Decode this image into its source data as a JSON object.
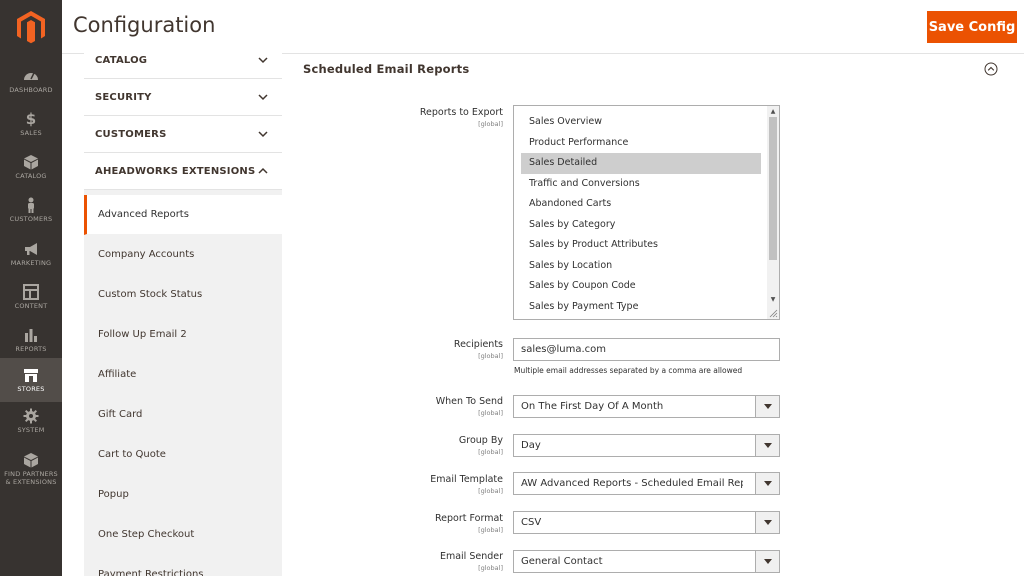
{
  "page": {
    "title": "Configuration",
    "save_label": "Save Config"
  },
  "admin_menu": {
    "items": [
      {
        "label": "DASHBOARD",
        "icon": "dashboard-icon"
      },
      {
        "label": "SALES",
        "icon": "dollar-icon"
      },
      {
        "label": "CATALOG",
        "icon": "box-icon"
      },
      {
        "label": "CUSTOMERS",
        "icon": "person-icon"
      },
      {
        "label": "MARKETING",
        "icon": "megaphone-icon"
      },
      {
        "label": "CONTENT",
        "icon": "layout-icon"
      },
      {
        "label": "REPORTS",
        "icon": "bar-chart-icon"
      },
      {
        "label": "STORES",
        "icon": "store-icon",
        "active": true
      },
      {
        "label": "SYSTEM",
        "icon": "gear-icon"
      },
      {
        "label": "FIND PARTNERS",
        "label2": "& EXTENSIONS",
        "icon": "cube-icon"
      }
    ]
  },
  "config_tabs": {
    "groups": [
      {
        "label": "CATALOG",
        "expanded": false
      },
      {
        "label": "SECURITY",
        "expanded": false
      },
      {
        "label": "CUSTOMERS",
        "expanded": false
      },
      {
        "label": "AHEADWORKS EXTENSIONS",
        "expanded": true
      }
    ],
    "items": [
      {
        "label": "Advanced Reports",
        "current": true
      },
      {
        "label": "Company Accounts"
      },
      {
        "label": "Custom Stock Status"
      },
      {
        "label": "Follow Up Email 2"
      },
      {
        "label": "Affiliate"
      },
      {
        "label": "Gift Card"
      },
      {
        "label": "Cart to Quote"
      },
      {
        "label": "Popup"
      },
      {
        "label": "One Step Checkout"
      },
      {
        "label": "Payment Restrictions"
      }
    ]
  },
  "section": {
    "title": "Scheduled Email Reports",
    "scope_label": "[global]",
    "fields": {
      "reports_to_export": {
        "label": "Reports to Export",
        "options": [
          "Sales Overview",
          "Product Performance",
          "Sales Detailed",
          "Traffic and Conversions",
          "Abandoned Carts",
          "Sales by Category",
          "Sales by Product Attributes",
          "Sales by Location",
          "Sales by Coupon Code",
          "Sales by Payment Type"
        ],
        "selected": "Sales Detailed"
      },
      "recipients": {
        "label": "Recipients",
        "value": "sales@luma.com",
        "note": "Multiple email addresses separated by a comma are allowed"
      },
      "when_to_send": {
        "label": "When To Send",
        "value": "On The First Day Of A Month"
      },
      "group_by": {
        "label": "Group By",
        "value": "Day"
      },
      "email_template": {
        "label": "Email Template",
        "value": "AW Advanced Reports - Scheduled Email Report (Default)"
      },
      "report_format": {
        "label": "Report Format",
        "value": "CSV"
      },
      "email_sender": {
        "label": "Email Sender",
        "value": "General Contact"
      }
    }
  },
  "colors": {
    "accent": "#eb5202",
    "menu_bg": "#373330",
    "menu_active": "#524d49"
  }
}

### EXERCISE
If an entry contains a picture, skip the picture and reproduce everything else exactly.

### ANSWER SPACE
Decode this image into its source data as a JSON object.
{
  "page": {
    "title": "Configuration",
    "save_label": "Save Config"
  },
  "admin_menu": {
    "items": [
      {
        "label": "DASHBOARD",
        "icon": "dashboard-icon"
      },
      {
        "label": "SALES",
        "icon": "dollar-icon"
      },
      {
        "label": "CATALOG",
        "icon": "box-icon"
      },
      {
        "label": "CUSTOMERS",
        "icon": "person-icon"
      },
      {
        "label": "MARKETING",
        "icon": "megaphone-icon"
      },
      {
        "label": "CONTENT",
        "icon": "layout-icon"
      },
      {
        "label": "REPORTS",
        "icon": "bar-chart-icon"
      },
      {
        "label": "STORES",
        "icon": "store-icon",
        "active": true
      },
      {
        "label": "SYSTEM",
        "icon": "gear-icon"
      },
      {
        "label": "FIND PARTNERS",
        "label2": "& EXTENSIONS",
        "icon": "cube-icon"
      }
    ]
  },
  "config_tabs": {
    "groups": [
      {
        "label": "CATALOG",
        "expanded": false
      },
      {
        "label": "SECURITY",
        "expanded": false
      },
      {
        "label": "CUSTOMERS",
        "expanded": false
      },
      {
        "label": "AHEADWORKS EXTENSIONS",
        "expanded": true
      }
    ],
    "items": [
      {
        "label": "Advanced Reports",
        "current": true
      },
      {
        "label": "Company Accounts"
      },
      {
        "label": "Custom Stock Status"
      },
      {
        "label": "Follow Up Email 2"
      },
      {
        "label": "Affiliate"
      },
      {
        "label": "Gift Card"
      },
      {
        "label": "Cart to Quote"
      },
      {
        "label": "Popup"
      },
      {
        "label": "One Step Checkout"
      },
      {
        "label": "Payment Restrictions"
      }
    ]
  },
  "section": {
    "title": "Scheduled Email Reports",
    "scope_label": "[global]",
    "fields": {
      "reports_to_export": {
        "label": "Reports to Export",
        "options": [
          "Sales Overview",
          "Product Performance",
          "Sales Detailed",
          "Traffic and Conversions",
          "Abandoned Carts",
          "Sales by Category",
          "Sales by Product Attributes",
          "Sales by Location",
          "Sales by Coupon Code",
          "Sales by Payment Type"
        ],
        "selected": "Sales Detailed"
      },
      "recipients": {
        "label": "Recipients",
        "value": "sales@luma.com",
        "note": "Multiple email addresses separated by a comma are allowed"
      },
      "when_to_send": {
        "label": "When To Send",
        "value": "On The First Day Of A Month"
      },
      "group_by": {
        "label": "Group By",
        "value": "Day"
      },
      "email_template": {
        "label": "Email Template",
        "value": "AW Advanced Reports - Scheduled Email Report (Default)"
      },
      "report_format": {
        "label": "Report Format",
        "value": "CSV"
      },
      "email_sender": {
        "label": "Email Sender",
        "value": "General Contact"
      }
    }
  },
  "colors": {
    "accent": "#eb5202",
    "menu_bg": "#373330",
    "menu_active": "#524d49"
  }
}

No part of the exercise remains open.